§ **Your assignment**: Look for "COMPONENT" in the records and copy every line that has it.

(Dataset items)
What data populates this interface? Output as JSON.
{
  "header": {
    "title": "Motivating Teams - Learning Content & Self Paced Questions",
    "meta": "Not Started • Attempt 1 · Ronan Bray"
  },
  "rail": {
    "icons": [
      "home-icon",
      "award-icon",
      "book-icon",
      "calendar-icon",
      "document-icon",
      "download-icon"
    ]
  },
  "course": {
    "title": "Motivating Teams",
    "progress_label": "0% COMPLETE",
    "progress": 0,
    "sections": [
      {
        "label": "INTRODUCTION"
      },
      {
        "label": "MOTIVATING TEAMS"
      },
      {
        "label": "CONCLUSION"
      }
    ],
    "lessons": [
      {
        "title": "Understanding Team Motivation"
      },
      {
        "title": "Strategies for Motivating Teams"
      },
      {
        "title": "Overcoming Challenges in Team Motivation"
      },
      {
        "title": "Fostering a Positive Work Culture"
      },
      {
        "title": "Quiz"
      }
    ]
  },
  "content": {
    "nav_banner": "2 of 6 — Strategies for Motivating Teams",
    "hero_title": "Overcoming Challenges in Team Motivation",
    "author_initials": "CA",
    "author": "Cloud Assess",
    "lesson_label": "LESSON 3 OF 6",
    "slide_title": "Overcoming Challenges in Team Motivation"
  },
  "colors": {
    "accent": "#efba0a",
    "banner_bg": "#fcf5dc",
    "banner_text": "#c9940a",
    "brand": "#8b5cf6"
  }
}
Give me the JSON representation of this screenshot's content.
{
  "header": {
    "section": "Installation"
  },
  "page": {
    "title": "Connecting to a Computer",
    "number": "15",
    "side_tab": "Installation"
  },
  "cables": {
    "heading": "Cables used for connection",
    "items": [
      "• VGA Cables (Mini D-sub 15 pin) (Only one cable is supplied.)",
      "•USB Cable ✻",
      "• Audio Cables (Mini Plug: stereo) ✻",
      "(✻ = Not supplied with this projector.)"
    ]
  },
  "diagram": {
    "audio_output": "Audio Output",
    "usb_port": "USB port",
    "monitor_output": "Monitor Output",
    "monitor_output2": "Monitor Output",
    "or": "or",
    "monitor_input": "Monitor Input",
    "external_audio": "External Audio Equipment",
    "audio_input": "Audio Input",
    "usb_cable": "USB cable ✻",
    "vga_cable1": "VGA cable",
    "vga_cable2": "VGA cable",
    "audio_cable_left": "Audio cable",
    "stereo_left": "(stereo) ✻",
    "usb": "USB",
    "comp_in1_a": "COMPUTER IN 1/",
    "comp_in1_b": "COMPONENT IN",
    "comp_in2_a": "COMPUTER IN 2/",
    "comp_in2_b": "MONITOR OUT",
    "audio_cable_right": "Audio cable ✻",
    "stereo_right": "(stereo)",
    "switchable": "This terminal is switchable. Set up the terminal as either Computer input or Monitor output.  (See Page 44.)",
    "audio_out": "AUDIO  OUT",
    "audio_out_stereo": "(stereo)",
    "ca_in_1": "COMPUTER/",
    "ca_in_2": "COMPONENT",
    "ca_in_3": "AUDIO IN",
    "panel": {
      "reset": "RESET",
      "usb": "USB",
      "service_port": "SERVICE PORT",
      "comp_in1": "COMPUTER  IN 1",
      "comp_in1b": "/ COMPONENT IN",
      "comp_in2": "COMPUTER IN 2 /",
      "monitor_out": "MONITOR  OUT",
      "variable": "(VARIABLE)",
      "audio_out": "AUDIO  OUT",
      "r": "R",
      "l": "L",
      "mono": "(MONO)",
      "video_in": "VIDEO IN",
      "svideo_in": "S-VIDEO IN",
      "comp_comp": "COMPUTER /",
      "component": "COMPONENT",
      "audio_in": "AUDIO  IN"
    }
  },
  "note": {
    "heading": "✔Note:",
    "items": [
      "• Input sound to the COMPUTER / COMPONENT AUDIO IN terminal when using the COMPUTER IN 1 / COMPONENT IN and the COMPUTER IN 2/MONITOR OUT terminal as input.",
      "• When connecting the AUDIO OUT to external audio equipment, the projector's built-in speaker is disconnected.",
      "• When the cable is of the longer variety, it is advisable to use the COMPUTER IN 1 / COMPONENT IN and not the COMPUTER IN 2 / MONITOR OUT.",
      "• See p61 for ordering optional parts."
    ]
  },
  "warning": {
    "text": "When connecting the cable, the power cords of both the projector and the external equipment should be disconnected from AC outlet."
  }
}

§ **Problem solution**:
    "comp_in1_b": "COMPONENT IN",
    "ca_in_2": "COMPONENT",
      "comp_in1b": "/ COMPONENT IN",
      "component": "COMPONENT",
      "• Input sound to the COMPUTER / COMPONENT AUDIO IN terminal when using the COMPUTER IN 1 / COMPONENT IN and the COMPUTER IN 2/MONITOR OUT terminal as input.",
      "• When the cable is of the longer variety, it is advisable to use the COMPUTER IN 1 / COMPONENT IN and not the COMPUTER IN 2 / MONITOR OUT.",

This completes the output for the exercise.